An Orange line train derailed on Monday as it headed out of Washington DC to the Court House station in Virginia. The cause of the accident is not yet known, but a previous derailment in January 2007 was blamed on “shoddy maintenance.”
“Metro’s failure to keep up with basic maintenance and refusal to take safety steps recommended for years by internal and external reviews were the likely causes” of that previous derailment, says the Washington Post‘s summary of the federal investigation into that derailment. Considering that Metro is still well behind in its maintenance program, it will not be surprising if this week’s derailment is also due to maintenance shortfalls.
The basic problem, as the Antiplanner keeps saying, is that rail transit is really, really expensive — and those who want to build it rarely take the true cost into account. Not only does it cost a lot to construct, but it costs a lot to maintain because it must be almost completely rebuilt every 30 years or so.
When the escalators break down, Metro can contribute to public health by letting everyone walk up the stairs at Dupont Circle.

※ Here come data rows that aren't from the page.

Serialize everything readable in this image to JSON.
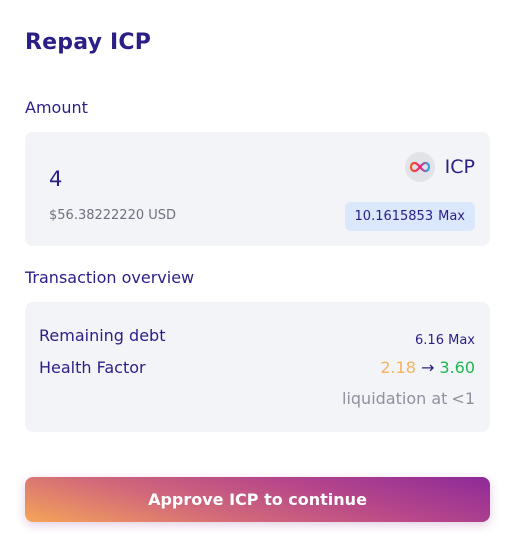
{
  "modal": {
    "title": "Repay ICP"
  },
  "amount": {
    "label": "Amount",
    "value": "4",
    "usd_value": "$56.38222220 USD",
    "token": "ICP",
    "token_icon": "infinity-icon",
    "balance": "10.1615853",
    "max_label": "Max"
  },
  "overview": {
    "label": "Transaction overview",
    "remaining_debt_label": "Remaining debt",
    "remaining_debt_value": "6.16",
    "remaining_debt_max": "Max",
    "health_factor_label": "Health Factor",
    "health_from": "2.18",
    "health_arrow": "→",
    "health_to": "3.60",
    "liquidation_label": "liquidation at",
    "liquidation_value": "<1",
    "colors": {
      "health_from": "#f5b25f",
      "health_to": "#20b852"
    }
  },
  "action": {
    "approve_label": "Approve ICP to continue"
  }
}
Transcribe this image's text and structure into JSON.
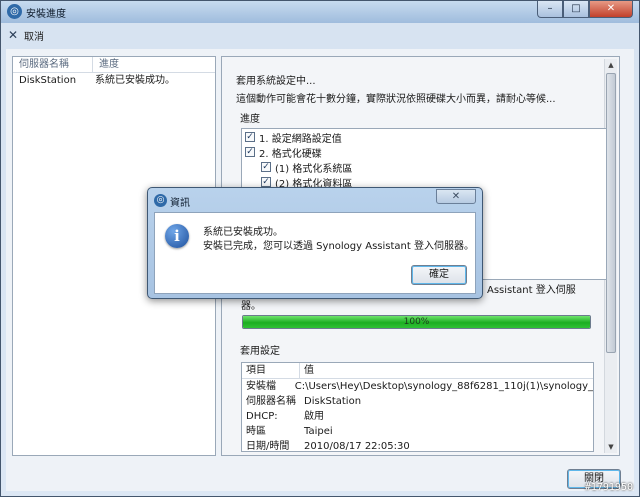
{
  "window": {
    "title": "安裝進度",
    "buttons": {
      "minimize": "–",
      "maximize": "□",
      "close": "✕"
    }
  },
  "toolbar": {
    "cancel_label": "取消"
  },
  "server_list": {
    "headers": [
      "伺服器名稱",
      "進度"
    ],
    "rows": [
      {
        "name": "DiskStation",
        "status": "系統已安裝成功。"
      }
    ]
  },
  "detail": {
    "status_line": "套用系統設定中...",
    "note_line": "這個動作可能會花十數分鐘，實際狀況依照硬碟大小而異，請耐心等候...",
    "progress_label": "進度",
    "steps": [
      {
        "label": "1. 設定網路設定值",
        "checked": true,
        "indent": 0
      },
      {
        "label": "2. 格式化硬碟",
        "checked": true,
        "indent": 0
      },
      {
        "label": "(1) 格式化系統區",
        "checked": true,
        "indent": 1
      },
      {
        "label": "(2) 格式化資料區",
        "checked": true,
        "indent": 1
      }
    ],
    "progress_tail_a": "Assistant 登入伺服",
    "progress_tail_b": "器。",
    "progress_percent": 100,
    "progress_text": "100%",
    "config_label": "套用設定",
    "config_headers": [
      "項目",
      "值"
    ],
    "config_rows": [
      {
        "key": "安裝檔",
        "value": "C:\\Users\\Hey\\Desktop\\synology_88f6281_110j(1)\\synology_"
      },
      {
        "key": "伺服器名稱",
        "value": "DiskStation"
      },
      {
        "key": "DHCP:",
        "value": "啟用"
      },
      {
        "key": "時區",
        "value": "Taipei"
      },
      {
        "key": "日期/時間",
        "value": "2010/08/17 22:05:30"
      }
    ],
    "close_button": "關閉"
  },
  "dialog": {
    "title": "資訊",
    "close": "✕",
    "line1": "系統已安裝成功。",
    "line2": "安裝已完成，您可以透過 Synology Assistant 登入伺服器。",
    "ok_button": "確定"
  },
  "watermark": "#1791950",
  "colors": {
    "progress_green": "#1cae22",
    "accent_blue": "#2f6aa8"
  }
}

Flickr photo by cameraobscura.
According to the National Transit Database, as of 2006 the average age of railcars in Metro’s fleet was more than 20 years, and Metro still has more than 200 cars that are more than 30 years old. The agency does not have the funds to keep its elevators, escalators, or other essential facilities running.

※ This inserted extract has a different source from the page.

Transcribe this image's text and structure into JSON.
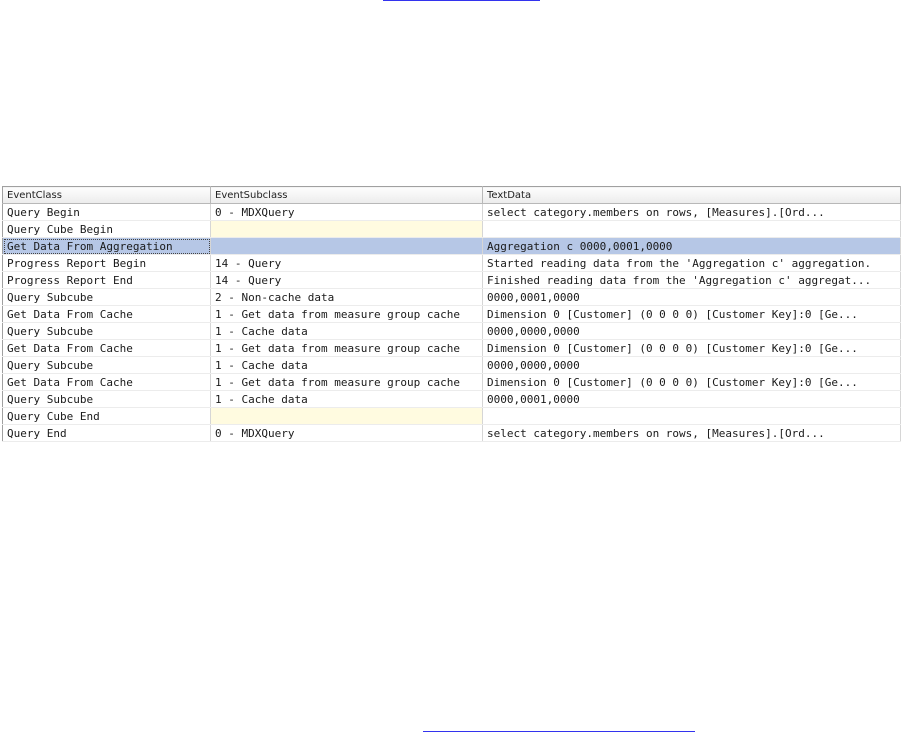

Washington’s Metrorail system was built with federal funds, but local governments were supposed to fund its operations. No one, however, provided for the 30-year rehabilitation that is now coming due. As noted here previously, Metro says it needs $12 billion to keep the trains running, and — except for hoping for a federal bailout — it hasn’t the foggiest idea of where it is going to get it.

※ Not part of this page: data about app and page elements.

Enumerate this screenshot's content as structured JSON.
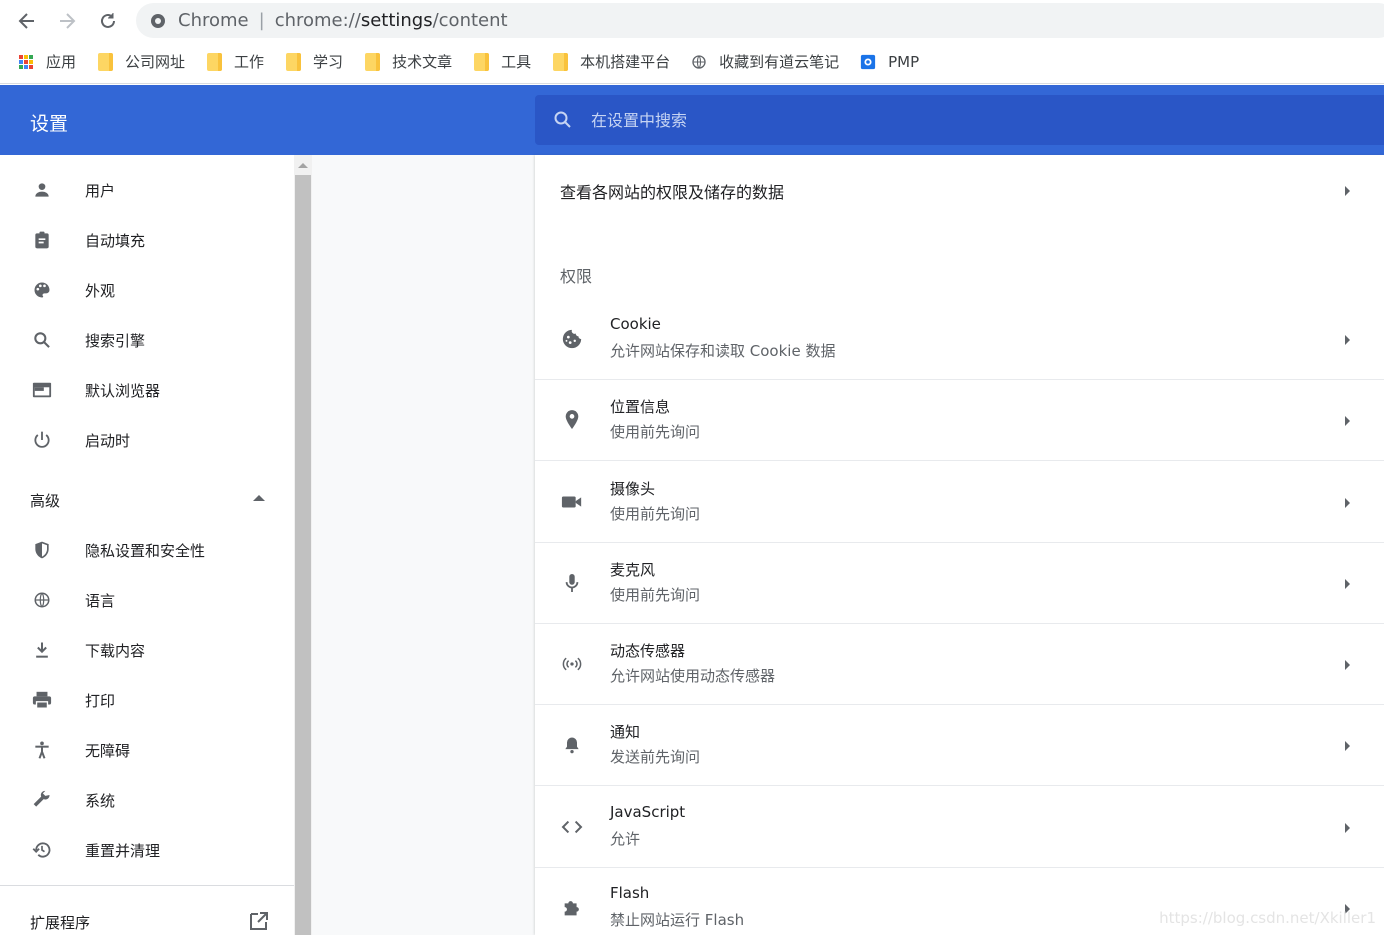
{
  "browser": {
    "name": "Chrome",
    "url_prefix": "chrome://",
    "url_path_dark": "settings",
    "url_suffix": "/content"
  },
  "bookmarks": [
    {
      "label": "应用",
      "icon": "apps-grid-icon"
    },
    {
      "label": "公司网址",
      "icon": "folder-icon"
    },
    {
      "label": "工作",
      "icon": "folder-icon"
    },
    {
      "label": "学习",
      "icon": "folder-icon"
    },
    {
      "label": "技术文章",
      "icon": "folder-icon"
    },
    {
      "label": "工具",
      "icon": "folder-icon"
    },
    {
      "label": "本机搭建平台",
      "icon": "folder-icon"
    },
    {
      "label": "收藏到有道云笔记",
      "icon": "globe-icon"
    },
    {
      "label": "PMP",
      "icon": "pmp-icon"
    }
  ],
  "header": {
    "title": "设置",
    "search_placeholder": "在设置中搜索"
  },
  "sidebar": {
    "items": [
      {
        "label": "用户",
        "icon": "person-icon"
      },
      {
        "label": "自动填充",
        "icon": "clipboard-icon"
      },
      {
        "label": "外观",
        "icon": "palette-icon"
      },
      {
        "label": "搜索引擎",
        "icon": "search-icon"
      },
      {
        "label": "默认浏览器",
        "icon": "browser-window-icon"
      },
      {
        "label": "启动时",
        "icon": "power-icon"
      }
    ],
    "advanced_label": "高级",
    "advanced_items": [
      {
        "label": "隐私设置和安全性",
        "icon": "shield-icon"
      },
      {
        "label": "语言",
        "icon": "globe-icon"
      },
      {
        "label": "下载内容",
        "icon": "download-icon"
      },
      {
        "label": "打印",
        "icon": "printer-icon"
      },
      {
        "label": "无障碍",
        "icon": "accessibility-icon"
      },
      {
        "label": "系统",
        "icon": "wrench-icon"
      },
      {
        "label": "重置并清理",
        "icon": "history-reset-icon"
      }
    ],
    "extensions_label": "扩展程序"
  },
  "content": {
    "site_data_label": "查看各网站的权限及储存的数据",
    "section_title": "权限",
    "permissions": [
      {
        "title": "Cookie",
        "subtitle": "允许网站保存和读取 Cookie 数据",
        "icon": "cookie-icon"
      },
      {
        "title": "位置信息",
        "subtitle": "使用前先询问",
        "icon": "location-pin-icon"
      },
      {
        "title": "摄像头",
        "subtitle": "使用前先询问",
        "icon": "camera-icon"
      },
      {
        "title": "麦克风",
        "subtitle": "使用前先询问",
        "icon": "microphone-icon"
      },
      {
        "title": "动态传感器",
        "subtitle": "允许网站使用动态传感器",
        "icon": "sensor-icon"
      },
      {
        "title": "通知",
        "subtitle": "发送前先询问",
        "icon": "bell-icon"
      },
      {
        "title": "JavaScript",
        "subtitle": "允许",
        "icon": "code-icon"
      },
      {
        "title": "Flash",
        "subtitle": "禁止网站运行 Flash",
        "icon": "puzzle-icon"
      }
    ]
  },
  "watermark": "https://blog.csdn.net/Xkiller1",
  "colors": {
    "header_blue": "#3367d6",
    "search_blue": "#2a56c6",
    "icon_gray": "#5f6368"
  }
}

As of 2006, Metrorail operations cost more than $640 million and collected less than $400 million in fares, leaving a $240 million deficit. Metro also spent just over $150 million on “capital improvements,” which is a misnomer because almost all of it was spent buying replacement railcars.
If we take the $12 billion in deferred maintenance and spread it over 12 years, then Metro’s real deficit is close to $1.4 billion per year. One way to cover that deficit would be to raise fares by 350 percent — from the current average of $1.45 to $6.50 per trip.
Deferred maintenance could be one reason why Metrorail’s ridership growth is so anemic. In 2005, Metrorail carried 5.1% more passengers than in 2004. In 2006, growth slipped to 3.7%, while in 2007 ridership actually declined by 1.0%. So far in 2008, ridership is 2.3% above this same point in 2007, which isn’t saying much considering the high fuel prices.
A purple line?
Despite not having enough money to maintain the existing rail system, rail backers want Metro to build an extension to Dulles Airport, not to mention a new purple line, which is supposed to be a light-rail line encircling the district. The first, 16-mile segment between Bethesda and New Carrollton, would cost $1.75 billion, or well over $100 million per mile (twice the cost of the average light-rail line elsewhere and easily enough to build an eight-lane freeway of the same length). Transit officials estimate this line would carry 68,000 people per day — but admit that 80 percent of them are already riding transit, so it won’t do much to relieve congestion.
How often in the course of debates over whether to build new rail transit lines have proponents said, “Once a rail line is built, it is there forever.” What a pack of liars.